Starting with the “ringing of axes” the coopers got the barrel into shape with hammers and metal rings before placing Mr Findlay inside.
They then poured beer and any rubbish lying around over his head before placing the barrel on its side and rolling him around while still inside.
Apprentice Mr Findlay was then unceremoniously sacked in front of a crowd before being immediately re-employed as a fully-qualified cooper.
To celebrate the ritual, the brewery launched Stave Bender, a new pale ale. Mr Findlay had the honour of pouring the first pint.
Talking to the Stray Ferret after the ordeal, he said:
“It was very, very hot to start with. Then it got very loud as they started hammering. They then chucked the rubbish in so it got very cold and messy.
“When they started rolling it around like a washing machine I was just trying to brace for dear life.
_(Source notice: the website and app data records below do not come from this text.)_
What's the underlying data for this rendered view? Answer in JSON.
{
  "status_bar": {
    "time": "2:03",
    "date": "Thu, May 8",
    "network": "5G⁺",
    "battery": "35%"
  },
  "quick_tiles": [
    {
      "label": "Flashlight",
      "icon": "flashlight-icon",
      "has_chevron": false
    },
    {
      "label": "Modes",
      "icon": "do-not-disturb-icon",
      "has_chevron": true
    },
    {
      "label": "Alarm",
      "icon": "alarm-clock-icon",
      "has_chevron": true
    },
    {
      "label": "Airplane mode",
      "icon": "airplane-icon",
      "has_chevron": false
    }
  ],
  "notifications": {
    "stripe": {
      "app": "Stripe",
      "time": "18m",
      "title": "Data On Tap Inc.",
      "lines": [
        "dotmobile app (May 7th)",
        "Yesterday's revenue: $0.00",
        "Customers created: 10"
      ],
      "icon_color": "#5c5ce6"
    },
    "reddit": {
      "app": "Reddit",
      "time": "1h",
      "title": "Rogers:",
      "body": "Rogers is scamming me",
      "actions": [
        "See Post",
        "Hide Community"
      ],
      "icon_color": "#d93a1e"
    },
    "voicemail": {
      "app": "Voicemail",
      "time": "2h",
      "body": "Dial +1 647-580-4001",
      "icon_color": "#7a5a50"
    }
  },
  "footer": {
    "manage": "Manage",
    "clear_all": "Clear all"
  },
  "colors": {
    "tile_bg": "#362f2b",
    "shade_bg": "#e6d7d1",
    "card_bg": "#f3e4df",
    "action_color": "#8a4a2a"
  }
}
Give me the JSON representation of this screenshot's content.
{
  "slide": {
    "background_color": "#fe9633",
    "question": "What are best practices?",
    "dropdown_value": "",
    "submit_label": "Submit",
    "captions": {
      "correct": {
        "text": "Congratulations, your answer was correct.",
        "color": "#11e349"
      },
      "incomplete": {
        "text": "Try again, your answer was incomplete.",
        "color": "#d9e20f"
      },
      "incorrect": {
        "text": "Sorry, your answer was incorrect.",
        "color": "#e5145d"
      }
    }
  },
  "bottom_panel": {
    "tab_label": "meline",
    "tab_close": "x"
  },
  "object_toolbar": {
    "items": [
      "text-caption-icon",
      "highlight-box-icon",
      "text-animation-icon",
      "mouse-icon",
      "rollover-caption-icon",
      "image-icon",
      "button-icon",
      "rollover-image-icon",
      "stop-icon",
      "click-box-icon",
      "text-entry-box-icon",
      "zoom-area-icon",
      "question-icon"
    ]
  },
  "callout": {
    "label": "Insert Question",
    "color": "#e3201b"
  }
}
But now I am onto the next stage of my career.
“The plan now is for me to get an apprentice and pass this tradition onto the next generation.”
Simon Theakston, the joint managing director of TR Theakston Ltd, told the Stray Ferret:
“Well you have watched a very unique and rare ceremony. So now he has finished his apprenticeship his fellow coopers give him a tough old time.
“This is a rite of passage. We are very proud of making our excellent beer and making the casks that it goes into.”